Furosemide is a loop diuretic (water pill) that prevents your body from absorbing too much salt, allowing the salt to instead be passed in your urine.
Furosemide treats fluid retention in people with congestive heart failure, liver disease, or a kidney disorder such as nephrotic syndrome. This medication is also used to treat high blood pressure.
Dosage and direction
Take Furosemide exactly as it was prescribed for you. Do not take the medication in larger amounts, or take it for longer than recommended by your doctor. Follow the directions on your prescription label. Measure liquid medicine with a special dose-measuring spoon or cup, not a regular table spoon. If you do not have a dose-measuring device, ask your pharmacist for one.

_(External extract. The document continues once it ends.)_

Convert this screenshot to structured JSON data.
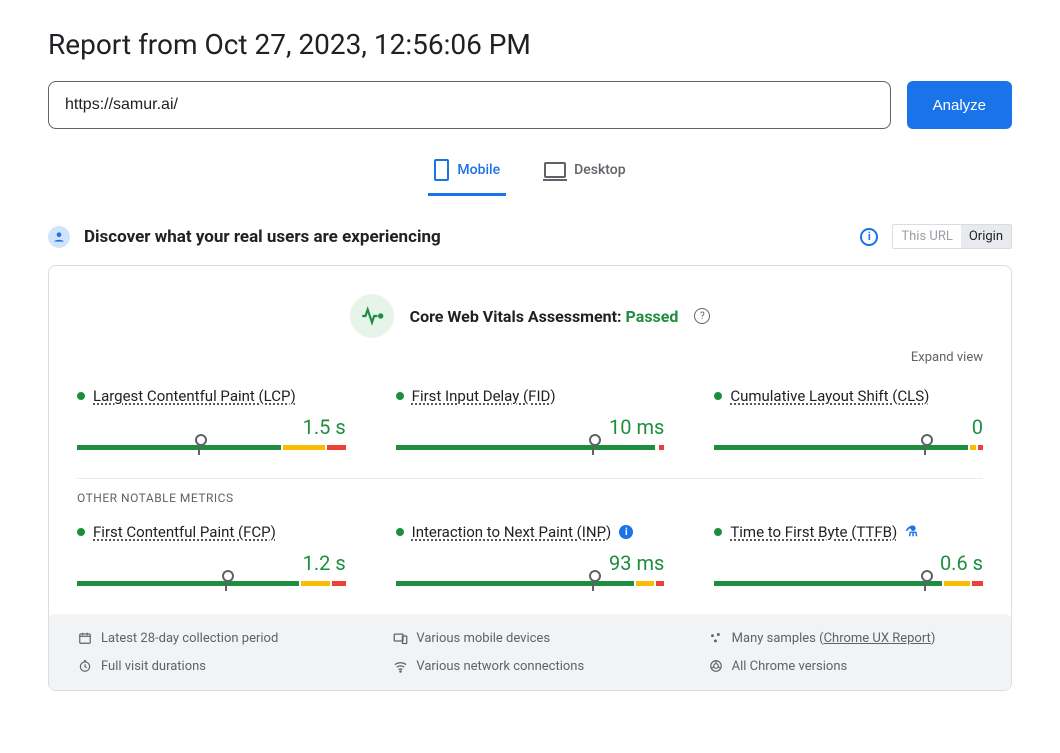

Your doctor may occasionally change your dose to make sure you get the best results from this medication.
Avoid becoming dehydrated. Follow your doctor’s instructions about the type and amount of liquids you should drink while you are taking furosemide. Avoid exposure to sunlight or artificial UV rays (sunlamps or tanning beds). Use a sunscreen (minimum SPF 15) and wear protective clothing if you must be out in the sun.
Before using furosemide, tell your doctor if you have:

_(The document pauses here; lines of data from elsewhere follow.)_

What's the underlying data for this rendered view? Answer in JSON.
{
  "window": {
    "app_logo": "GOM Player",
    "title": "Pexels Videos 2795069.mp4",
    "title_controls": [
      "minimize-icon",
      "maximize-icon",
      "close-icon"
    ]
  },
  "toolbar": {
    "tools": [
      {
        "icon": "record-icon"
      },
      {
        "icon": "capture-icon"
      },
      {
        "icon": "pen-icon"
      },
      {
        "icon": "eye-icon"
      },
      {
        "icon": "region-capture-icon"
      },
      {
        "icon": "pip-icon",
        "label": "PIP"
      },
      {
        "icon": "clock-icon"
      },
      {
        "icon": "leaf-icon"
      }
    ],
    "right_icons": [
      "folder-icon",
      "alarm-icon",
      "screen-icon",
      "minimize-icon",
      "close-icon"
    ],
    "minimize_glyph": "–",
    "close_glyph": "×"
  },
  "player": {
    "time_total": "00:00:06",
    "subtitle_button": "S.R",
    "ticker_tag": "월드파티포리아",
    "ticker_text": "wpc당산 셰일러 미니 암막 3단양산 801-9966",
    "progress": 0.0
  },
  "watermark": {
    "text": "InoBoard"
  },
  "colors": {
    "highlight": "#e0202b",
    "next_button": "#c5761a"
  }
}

an allergy to sulfa drugs.
It is not known whether this medication is harmful to an unborn baby. Before taking furosemide, tell your doctor if you are pregnant or plan to become pregnant during treatment. Furosemide can pass into breast milk and may harm a nursing baby. Do not use this medication without telling your doctor if you are breast-feeding a baby.

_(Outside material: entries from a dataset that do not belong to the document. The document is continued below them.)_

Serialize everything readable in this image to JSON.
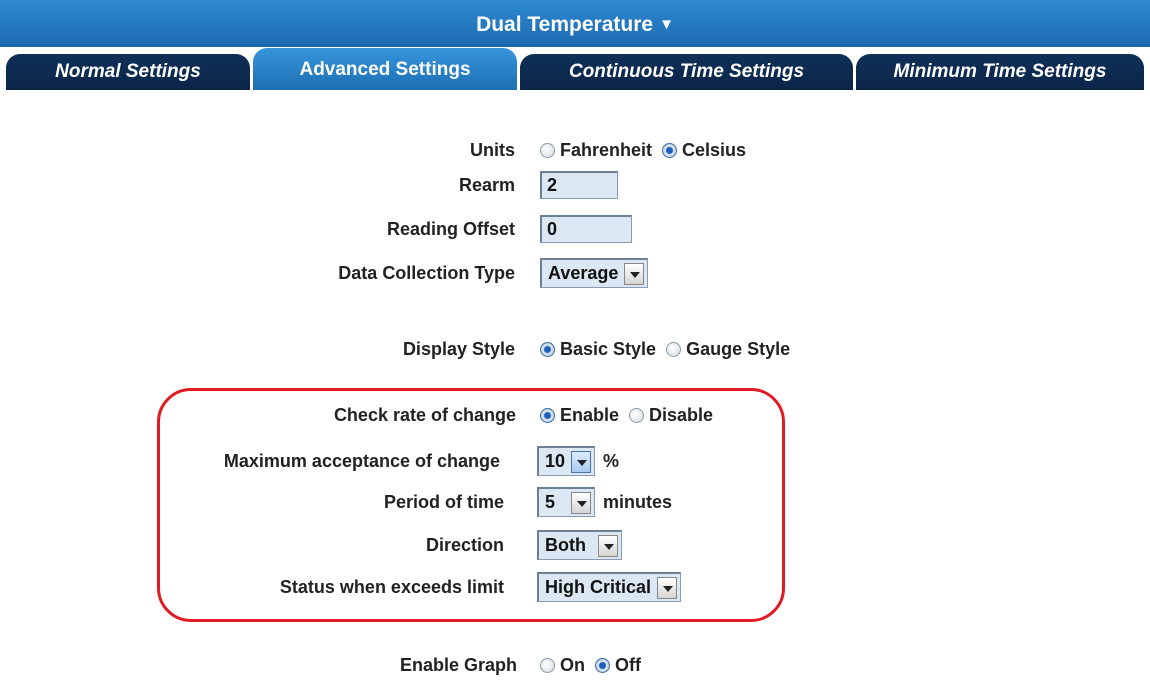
{
  "header": {
    "title": "Dual Temperature",
    "arrow": "▼"
  },
  "tabs": [
    {
      "label": "Normal Settings",
      "active": false
    },
    {
      "label": "Advanced Settings",
      "active": true
    },
    {
      "label": "Continuous Time Settings",
      "active": false
    },
    {
      "label": "Minimum Time Settings",
      "active": false
    }
  ],
  "form": {
    "units": {
      "label": "Units",
      "options": [
        "Fahrenheit",
        "Celsius"
      ],
      "selected": "Celsius"
    },
    "rearm": {
      "label": "Rearm",
      "value": "2"
    },
    "reading_offset": {
      "label": "Reading Offset",
      "value": "0"
    },
    "data_collection_type": {
      "label": "Data Collection Type",
      "value": "Average"
    },
    "display_style": {
      "label": "Display Style",
      "options": [
        "Basic Style",
        "Gauge Style"
      ],
      "selected": "Basic Style"
    },
    "check_rate": {
      "label": "Check rate of change",
      "options": [
        "Enable",
        "Disable"
      ],
      "selected": "Enable"
    },
    "max_acceptance": {
      "label": "Maximum acceptance of change",
      "value": "10",
      "suffix": "%"
    },
    "period": {
      "label": "Period of time",
      "value": "5",
      "suffix": "minutes"
    },
    "direction": {
      "label": "Direction",
      "value": "Both"
    },
    "status_exceeds": {
      "label": "Status when exceeds limit",
      "value": "High Critical"
    },
    "enable_graph": {
      "label": "Enable Graph",
      "options": [
        "On",
        "Off"
      ],
      "selected": "Off"
    }
  },
  "colors": {
    "header_blue": "#1f74bf",
    "tab_dark": "#0d2b50",
    "field_bg": "#dbe8f4",
    "highlight_red": "#e01b24"
  }
}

Possible side effects
Get emergency medical help if you have any of these signs of an allergic reaction: hives; difficulty breathing; swelling of your face, lips, tongue, or throat. Stop using furosemide and call your doctor at once if you have any of these serious side effects:
dry mouth, thirst, nausea, vomiting;
feeling weak, drowsy, restless, or light-headed;
fast or uneven heartbeat;
muscle pain or weakness;
urinating less than usual or not at all;
easy bruising or bleeding, unusual weakness;
a red, blistering, peeling skin rash;
hearing loss; or
nausea, stomach pain, low fever, loss of appetite, dark urine, clay-colored stools, jaundice (yellowing of the skin or eyes).
Less serious Furosemide side effects may include:
diarrhea, constipation, or stomach pain;
numbness, burning, pain, or tingly feeling;
If you take sucralfate (Carafate), take it at least 2 hours before or after you take Furosemide. Tell your doctor about all the prescription and over-the-counter medications you use. This includes vitamins, minerals, herbal products, and drugs prescribed by other doctors. Do not start using a new medication without telling your doctor.
Furosemide is sometimes used only once, so you may not be on a dosing schedule. If you are using the medication regularly, take the missed dose as soon as you remember. If it is almost time for the next dose, skip the missed dose and wait until your next regularly scheduled dose. Do not take extra medicine to make up the missed dose.
Seek emergency medical attention if you think you have used too much of this medicine. Overdose symptoms may include ringing in your ears, loss of appetite, weakness, dizziness, confusion, feeling light-headed, or fainting.
Store Furosemide at room temperature away from heat, light, and moisture. Furosemide liquid medicine should be used within 60 to 90 days after opening the bottle. Ask your pharmacist how many days your medicine is good for. Throw away any unused liquid after that time has passed.